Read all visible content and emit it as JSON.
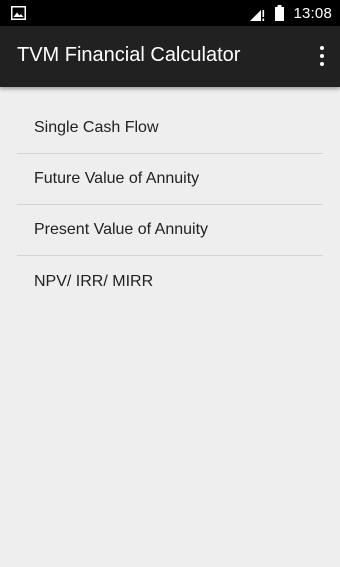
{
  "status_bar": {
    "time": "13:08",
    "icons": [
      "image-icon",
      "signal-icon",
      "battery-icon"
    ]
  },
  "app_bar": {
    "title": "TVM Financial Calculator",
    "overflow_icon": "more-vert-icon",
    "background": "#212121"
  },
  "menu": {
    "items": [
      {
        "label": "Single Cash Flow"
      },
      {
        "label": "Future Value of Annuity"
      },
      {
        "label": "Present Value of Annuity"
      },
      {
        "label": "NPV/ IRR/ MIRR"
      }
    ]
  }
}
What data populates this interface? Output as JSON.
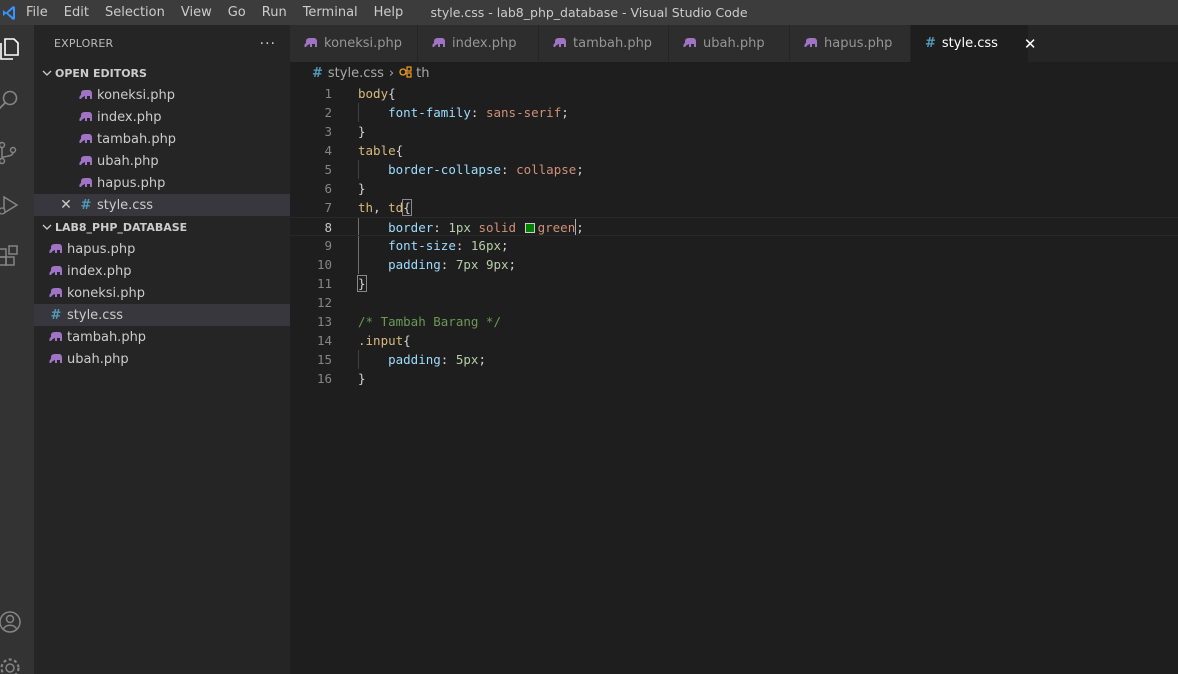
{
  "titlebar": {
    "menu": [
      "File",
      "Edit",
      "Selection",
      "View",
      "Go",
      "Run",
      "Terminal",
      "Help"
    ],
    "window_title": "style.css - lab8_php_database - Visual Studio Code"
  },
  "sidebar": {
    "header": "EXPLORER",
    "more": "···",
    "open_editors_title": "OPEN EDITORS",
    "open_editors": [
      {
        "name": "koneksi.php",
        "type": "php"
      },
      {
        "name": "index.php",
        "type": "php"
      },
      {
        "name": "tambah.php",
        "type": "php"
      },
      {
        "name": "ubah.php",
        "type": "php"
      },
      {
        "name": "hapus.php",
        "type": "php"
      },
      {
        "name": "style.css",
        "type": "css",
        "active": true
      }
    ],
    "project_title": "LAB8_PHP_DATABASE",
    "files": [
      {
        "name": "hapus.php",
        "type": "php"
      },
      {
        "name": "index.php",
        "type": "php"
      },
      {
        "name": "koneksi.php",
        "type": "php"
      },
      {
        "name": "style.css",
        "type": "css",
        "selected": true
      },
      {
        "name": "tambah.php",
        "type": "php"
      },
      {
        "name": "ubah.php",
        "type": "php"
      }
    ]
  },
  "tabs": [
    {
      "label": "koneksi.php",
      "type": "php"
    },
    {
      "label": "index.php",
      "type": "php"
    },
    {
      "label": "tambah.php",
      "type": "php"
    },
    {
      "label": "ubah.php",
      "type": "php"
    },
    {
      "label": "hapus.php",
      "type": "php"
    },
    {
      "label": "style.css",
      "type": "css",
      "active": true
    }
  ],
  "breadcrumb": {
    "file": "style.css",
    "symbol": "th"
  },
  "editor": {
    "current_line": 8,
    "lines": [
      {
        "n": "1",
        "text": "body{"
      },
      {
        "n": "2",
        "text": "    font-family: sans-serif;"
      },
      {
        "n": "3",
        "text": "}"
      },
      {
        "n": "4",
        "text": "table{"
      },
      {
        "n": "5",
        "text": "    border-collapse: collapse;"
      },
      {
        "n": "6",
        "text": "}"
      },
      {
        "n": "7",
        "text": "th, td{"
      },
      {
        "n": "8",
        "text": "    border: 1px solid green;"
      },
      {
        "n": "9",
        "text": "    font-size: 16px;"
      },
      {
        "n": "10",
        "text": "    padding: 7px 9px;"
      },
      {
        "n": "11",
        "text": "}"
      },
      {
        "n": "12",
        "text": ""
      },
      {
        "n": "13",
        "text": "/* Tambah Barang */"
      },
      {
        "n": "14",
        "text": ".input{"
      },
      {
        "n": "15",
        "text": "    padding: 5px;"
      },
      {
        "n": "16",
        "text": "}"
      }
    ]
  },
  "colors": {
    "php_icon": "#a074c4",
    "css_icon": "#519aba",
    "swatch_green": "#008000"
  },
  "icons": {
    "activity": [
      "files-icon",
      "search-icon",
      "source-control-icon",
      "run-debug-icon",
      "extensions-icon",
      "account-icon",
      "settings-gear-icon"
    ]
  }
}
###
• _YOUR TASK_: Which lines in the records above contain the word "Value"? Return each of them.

• _SOLUTION FOR THIS TASK_:
        "label": "Future Value of Annuity"
        "label": "Present Value of Annuity"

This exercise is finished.